18-Feb-2004 -- As a graduate student, I did some research in the Panama Canal watershed. This past winter Sarah and I decided to go on vacation in Panama and visit with some of my colleagues and see some of my old study sites.
It turns out that there is a confluence less than 20 miles from my old study sites, so I decided to attempt visiting it. One of my former Panamanian collaborators, Juan Morales, was able to obtain a vehicle for the visit.
The first challenge was crossing Rio Trinidad. This turned out to be pretty easy (picture 9). After that, we crossed a series of smaller streams, one of which slowed us down for a while (picture 8). By the time we got out we had enlisted the help of two men on horseback and a flatbed truck!
We finally got out and my determined collegue insisted that we continue DRIVING to the confluence. We got quite close, actually.
The confluence is within a huge assemblage of cattle pastures, all owned by the same man. Most of the pastures were empty and we could not find his house.
The confluence itself was right near a fenceline (picture 3). It was almost close enough to be within view of Lake Gatun, the lake that provides most of the route for the Panama Canal.
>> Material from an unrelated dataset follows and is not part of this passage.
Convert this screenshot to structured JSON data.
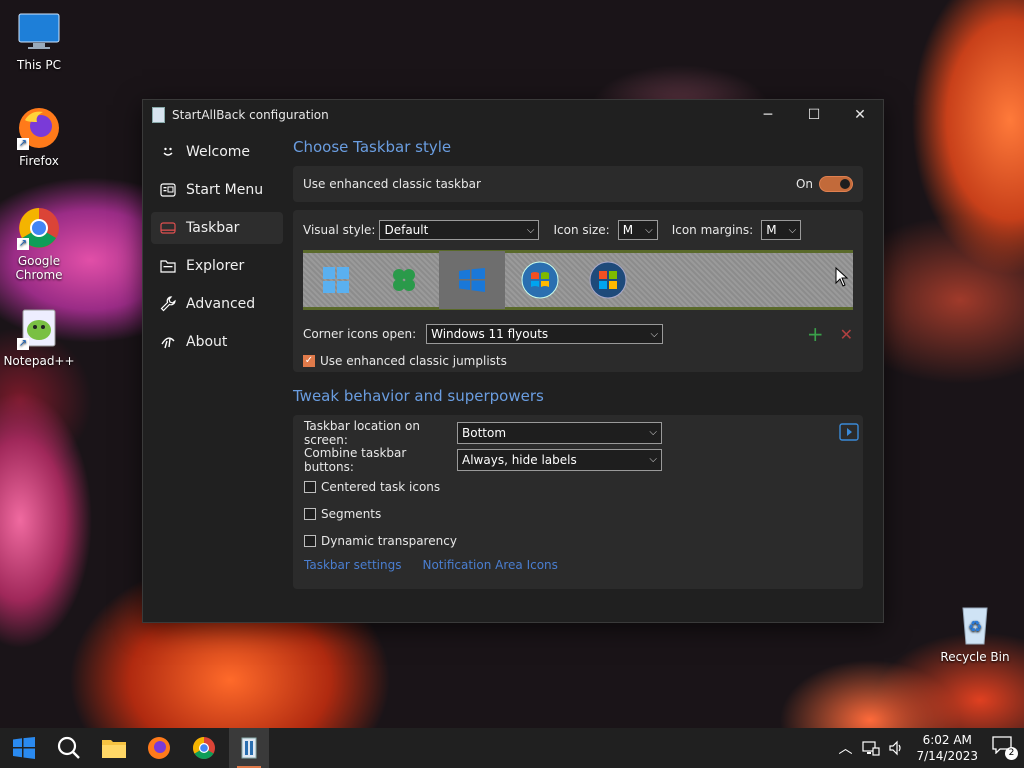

On the way back we joined another party and gave our vehicle a bath in the Trinidad River.